(Extracted records)
════════════════════

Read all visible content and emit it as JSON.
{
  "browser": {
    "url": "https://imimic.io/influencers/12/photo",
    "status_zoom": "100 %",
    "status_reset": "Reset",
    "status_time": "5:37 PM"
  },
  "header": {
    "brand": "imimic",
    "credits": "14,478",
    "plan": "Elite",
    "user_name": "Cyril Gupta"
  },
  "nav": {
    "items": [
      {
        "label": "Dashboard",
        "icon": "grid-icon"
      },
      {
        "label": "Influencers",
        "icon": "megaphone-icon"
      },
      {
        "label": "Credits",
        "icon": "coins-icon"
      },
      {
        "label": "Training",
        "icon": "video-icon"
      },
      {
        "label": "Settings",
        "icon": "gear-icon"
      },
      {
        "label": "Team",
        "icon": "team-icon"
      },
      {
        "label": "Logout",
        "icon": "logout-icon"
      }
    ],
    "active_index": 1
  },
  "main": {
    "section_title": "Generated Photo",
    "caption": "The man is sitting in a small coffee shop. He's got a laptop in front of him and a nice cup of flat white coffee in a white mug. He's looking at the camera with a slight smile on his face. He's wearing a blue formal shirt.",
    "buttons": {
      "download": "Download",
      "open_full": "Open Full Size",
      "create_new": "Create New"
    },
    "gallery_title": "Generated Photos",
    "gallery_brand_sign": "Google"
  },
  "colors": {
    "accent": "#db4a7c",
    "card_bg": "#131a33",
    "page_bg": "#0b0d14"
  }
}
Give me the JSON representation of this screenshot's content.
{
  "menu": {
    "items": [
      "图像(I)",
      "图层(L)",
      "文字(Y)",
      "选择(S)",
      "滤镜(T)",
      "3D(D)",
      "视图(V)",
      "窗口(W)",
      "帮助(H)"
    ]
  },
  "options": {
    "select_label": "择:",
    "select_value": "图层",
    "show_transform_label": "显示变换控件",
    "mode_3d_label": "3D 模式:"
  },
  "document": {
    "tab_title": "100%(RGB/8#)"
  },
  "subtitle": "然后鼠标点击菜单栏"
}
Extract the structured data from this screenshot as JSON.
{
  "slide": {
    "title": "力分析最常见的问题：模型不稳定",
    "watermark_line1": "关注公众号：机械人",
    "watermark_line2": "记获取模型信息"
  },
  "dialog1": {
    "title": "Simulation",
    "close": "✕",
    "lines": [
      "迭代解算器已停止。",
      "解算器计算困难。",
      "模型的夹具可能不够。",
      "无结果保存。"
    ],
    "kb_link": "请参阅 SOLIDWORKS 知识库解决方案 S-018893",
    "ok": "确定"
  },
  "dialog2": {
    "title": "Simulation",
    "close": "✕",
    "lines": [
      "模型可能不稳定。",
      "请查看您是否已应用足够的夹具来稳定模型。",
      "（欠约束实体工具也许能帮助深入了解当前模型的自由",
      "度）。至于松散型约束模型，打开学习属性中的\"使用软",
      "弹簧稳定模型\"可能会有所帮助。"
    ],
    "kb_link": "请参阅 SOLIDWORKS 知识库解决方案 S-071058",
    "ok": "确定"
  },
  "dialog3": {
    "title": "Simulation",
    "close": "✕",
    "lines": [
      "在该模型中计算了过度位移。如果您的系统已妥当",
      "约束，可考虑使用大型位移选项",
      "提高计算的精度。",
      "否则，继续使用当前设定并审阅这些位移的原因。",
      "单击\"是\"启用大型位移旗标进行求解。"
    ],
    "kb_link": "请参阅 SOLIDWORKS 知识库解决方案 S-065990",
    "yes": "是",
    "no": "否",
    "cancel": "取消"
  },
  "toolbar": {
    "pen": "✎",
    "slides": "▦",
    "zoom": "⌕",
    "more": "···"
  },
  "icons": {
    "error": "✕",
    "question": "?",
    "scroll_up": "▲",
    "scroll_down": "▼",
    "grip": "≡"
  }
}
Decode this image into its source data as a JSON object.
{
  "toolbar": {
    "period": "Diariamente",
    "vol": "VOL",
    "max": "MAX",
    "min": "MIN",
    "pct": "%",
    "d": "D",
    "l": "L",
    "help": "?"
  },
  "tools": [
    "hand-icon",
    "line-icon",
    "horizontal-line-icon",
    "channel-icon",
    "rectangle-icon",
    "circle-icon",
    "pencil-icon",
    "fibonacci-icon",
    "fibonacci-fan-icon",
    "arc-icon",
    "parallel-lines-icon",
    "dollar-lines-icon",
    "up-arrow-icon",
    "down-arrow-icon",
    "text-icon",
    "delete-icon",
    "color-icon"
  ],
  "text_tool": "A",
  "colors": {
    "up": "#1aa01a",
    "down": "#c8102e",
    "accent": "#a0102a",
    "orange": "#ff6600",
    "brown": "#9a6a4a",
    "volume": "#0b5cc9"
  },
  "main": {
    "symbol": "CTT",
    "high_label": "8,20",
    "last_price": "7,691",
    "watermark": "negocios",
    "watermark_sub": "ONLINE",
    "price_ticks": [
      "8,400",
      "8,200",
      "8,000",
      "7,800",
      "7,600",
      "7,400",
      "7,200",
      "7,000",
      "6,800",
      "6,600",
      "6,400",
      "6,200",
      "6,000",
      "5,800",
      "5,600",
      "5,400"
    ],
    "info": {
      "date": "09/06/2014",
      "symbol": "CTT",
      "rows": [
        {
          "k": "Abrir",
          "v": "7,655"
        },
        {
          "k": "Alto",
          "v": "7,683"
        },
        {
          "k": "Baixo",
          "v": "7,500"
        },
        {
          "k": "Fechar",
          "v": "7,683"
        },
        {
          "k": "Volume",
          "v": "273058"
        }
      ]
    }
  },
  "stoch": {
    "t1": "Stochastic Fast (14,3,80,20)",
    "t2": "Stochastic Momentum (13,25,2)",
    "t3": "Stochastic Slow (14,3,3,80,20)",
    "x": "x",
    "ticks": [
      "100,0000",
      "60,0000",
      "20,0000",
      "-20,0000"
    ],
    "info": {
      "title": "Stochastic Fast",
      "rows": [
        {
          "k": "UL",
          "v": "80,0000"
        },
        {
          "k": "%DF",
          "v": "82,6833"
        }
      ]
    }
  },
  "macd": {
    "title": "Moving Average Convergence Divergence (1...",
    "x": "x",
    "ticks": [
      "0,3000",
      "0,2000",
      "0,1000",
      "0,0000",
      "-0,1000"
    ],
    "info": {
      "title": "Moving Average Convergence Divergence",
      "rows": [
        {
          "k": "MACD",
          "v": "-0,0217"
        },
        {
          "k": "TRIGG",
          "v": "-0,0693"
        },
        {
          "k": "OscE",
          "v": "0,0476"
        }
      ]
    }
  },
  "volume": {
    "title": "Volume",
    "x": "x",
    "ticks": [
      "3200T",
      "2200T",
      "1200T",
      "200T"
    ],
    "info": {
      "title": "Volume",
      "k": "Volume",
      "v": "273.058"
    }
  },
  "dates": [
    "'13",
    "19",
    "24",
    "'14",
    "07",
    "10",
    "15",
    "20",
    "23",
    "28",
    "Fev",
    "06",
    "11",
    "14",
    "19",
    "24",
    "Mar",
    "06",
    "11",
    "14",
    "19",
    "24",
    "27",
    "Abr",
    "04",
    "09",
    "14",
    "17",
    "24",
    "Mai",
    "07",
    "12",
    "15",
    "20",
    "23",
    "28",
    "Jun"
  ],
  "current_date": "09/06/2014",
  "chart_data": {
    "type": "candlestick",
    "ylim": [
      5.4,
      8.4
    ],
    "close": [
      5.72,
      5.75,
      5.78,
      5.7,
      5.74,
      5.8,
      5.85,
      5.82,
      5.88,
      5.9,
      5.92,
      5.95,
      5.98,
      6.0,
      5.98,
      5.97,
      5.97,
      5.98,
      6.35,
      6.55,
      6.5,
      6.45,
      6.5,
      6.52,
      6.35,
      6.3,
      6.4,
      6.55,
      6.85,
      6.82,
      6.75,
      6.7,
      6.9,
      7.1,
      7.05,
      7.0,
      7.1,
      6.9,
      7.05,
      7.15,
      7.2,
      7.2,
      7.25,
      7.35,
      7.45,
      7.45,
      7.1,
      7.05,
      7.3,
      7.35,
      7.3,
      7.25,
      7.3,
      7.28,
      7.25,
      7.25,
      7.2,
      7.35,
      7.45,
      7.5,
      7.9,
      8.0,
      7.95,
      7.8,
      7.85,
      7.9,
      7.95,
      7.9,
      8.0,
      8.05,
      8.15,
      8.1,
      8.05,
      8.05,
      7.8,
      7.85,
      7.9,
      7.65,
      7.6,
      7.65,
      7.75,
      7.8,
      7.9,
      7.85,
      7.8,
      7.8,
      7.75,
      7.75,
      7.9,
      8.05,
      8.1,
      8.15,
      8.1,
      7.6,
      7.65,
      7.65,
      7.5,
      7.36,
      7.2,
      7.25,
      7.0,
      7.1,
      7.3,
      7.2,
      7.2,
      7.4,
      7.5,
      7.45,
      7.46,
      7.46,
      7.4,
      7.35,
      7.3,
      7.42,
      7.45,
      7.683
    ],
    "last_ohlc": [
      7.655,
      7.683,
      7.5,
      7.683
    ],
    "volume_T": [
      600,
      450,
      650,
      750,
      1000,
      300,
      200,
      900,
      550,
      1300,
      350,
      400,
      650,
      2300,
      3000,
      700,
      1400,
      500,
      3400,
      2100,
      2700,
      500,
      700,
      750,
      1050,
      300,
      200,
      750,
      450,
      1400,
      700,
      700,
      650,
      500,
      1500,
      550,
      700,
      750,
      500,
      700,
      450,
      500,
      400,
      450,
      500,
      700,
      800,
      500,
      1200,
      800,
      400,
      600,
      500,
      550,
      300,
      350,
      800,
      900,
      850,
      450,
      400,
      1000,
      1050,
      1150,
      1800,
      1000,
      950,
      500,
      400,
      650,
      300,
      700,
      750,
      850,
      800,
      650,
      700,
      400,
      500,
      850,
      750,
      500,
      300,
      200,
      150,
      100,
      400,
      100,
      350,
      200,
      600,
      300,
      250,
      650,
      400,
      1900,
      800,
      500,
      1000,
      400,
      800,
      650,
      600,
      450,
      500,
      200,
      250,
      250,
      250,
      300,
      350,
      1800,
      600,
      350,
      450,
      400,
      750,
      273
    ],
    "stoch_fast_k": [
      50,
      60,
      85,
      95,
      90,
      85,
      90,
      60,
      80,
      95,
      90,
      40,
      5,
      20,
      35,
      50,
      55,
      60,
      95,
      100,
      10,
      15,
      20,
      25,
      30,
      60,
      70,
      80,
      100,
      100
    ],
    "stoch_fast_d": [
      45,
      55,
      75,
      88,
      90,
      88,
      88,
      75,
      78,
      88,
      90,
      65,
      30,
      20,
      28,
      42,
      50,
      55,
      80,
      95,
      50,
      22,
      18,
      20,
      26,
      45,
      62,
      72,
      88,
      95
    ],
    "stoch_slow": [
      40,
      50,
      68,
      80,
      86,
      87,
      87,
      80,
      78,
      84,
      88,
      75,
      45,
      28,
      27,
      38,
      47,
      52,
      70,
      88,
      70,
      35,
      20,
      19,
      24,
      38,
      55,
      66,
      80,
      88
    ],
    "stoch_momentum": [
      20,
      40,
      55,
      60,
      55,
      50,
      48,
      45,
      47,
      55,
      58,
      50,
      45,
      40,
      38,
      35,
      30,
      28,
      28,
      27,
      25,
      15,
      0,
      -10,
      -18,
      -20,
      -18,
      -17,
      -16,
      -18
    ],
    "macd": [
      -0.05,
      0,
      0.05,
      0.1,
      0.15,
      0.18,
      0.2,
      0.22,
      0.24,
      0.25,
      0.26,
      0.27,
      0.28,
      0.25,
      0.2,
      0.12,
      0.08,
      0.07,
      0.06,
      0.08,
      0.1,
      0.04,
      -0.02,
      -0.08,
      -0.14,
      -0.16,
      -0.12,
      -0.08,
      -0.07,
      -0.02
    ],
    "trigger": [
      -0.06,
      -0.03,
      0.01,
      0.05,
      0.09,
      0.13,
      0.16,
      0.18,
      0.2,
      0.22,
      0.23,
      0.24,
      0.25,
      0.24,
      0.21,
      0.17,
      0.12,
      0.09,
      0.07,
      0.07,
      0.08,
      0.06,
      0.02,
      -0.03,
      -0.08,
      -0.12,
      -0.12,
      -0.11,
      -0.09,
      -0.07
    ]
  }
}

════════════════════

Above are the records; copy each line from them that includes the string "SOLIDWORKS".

    "kb_link": "请参阅 SOLIDWORKS 知识库解决方案 S-018893",
    "kb_link": "请参阅 SOLIDWORKS 知识库解决方案 S-071058",
    "kb_link": "请参阅 SOLIDWORKS 知识库解决方案 S-065990",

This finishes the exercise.